# [Task objective]
Copy all of the records word for word.

━━━━━ Supplied information

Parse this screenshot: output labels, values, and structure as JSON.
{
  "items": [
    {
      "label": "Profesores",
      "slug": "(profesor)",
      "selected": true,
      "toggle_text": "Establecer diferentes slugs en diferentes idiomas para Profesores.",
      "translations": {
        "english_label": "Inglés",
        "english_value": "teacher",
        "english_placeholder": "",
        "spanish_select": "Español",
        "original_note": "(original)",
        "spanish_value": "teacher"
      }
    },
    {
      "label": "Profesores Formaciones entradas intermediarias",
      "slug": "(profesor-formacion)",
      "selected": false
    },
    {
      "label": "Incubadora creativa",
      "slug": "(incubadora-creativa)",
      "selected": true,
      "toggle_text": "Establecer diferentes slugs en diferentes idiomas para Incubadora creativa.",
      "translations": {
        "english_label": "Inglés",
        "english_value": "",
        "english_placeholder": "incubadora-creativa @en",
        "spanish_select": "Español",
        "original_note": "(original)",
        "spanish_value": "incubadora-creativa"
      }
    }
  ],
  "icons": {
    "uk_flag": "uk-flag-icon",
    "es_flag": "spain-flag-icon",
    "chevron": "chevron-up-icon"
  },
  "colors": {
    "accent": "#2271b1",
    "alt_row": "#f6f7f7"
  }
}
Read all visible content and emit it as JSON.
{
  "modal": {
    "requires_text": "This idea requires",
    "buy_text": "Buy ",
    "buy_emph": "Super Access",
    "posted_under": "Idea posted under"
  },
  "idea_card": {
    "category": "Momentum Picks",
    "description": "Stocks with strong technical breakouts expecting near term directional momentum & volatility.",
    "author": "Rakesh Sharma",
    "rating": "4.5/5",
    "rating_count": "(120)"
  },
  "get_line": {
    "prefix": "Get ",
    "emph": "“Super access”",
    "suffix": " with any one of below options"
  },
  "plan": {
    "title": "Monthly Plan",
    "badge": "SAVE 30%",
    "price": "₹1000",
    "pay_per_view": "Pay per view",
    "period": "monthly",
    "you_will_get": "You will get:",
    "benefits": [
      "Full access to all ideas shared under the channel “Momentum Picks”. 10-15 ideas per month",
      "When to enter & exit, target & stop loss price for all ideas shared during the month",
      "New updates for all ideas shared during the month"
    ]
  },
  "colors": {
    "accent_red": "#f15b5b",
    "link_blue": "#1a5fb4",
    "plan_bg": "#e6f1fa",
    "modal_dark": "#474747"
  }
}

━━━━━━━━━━

# [Problem solution]
Parse this screenshot: output labels, values, and structure as JSON.
{
  "items": [
    {
      "label": "Profesores",
      "slug": "(profesor)",
      "selected": true,
      "toggle_text": "Establecer diferentes slugs en diferentes idiomas para Profesores.",
      "translations": {
        "english_label": "Inglés",
        "english_value": "teacher",
        "english_placeholder": "",
        "spanish_select": "Español",
        "original_note": "(original)",
        "spanish_value": "teacher"
      }
    },
    {
      "label": "Profesores Formaciones entradas intermediarias",
      "slug": "(profesor-formacion)",
      "selected": false
    },
    {
      "label": "Incubadora creativa",
      "slug": "(incubadora-creativa)",
      "selected": true,
      "toggle_text": "Establecer diferentes slugs en diferentes idiomas para Incubadora creativa.",
      "translations": {
        "english_label": "Inglés",
        "english_value": "",
        "english_placeholder": "incubadora-creativa @en",
        "spanish_select": "Español",
        "original_note": "(original)",
        "spanish_value": "incubadora-creativa"
      }
    }
  ],
  "icons": {
    "uk_flag": "uk-flag-icon",
    "es_flag": "spain-flag-icon",
    "chevron": "chevron-up-icon"
  },
  "colors": {
    "accent": "#2271b1",
    "alt_row": "#f6f7f7"
  }
}
Read all visible content and emit it as JSON.
{
  "modal": {
    "requires_text": "This idea requires",
    "buy_text": "Buy ",
    "buy_emph": "Super Access",
    "posted_under": "Idea posted under"
  },
  "idea_card": {
    "category": "Momentum Picks",
    "description": "Stocks with strong technical breakouts expecting near term directional momentum & volatility.",
    "author": "Rakesh Sharma",
    "rating": "4.5/5",
    "rating_count": "(120)"
  },
  "get_line": {
    "prefix": "Get ",
    "emph": "“Super access”",
    "suffix": " with any one of below options"
  },
  "plan": {
    "title": "Monthly Plan",
    "badge": "SAVE 30%",
    "price": "₹1000",
    "pay_per_view": "Pay per view",
    "period": "monthly",
    "you_will_get": "You will get:",
    "benefits": [
      "Full access to all ideas shared under the channel “Momentum Picks”. 10-15 ideas per month",
      "When to enter & exit, target & stop loss price for all ideas shared during the month",
      "New updates for all ideas shared during the month"
    ]
  },
  "colors": {
    "accent_red": "#f15b5b",
    "link_blue": "#1a5fb4",
    "plan_bg": "#e6f1fa",
    "modal_dark": "#474747"
  }
}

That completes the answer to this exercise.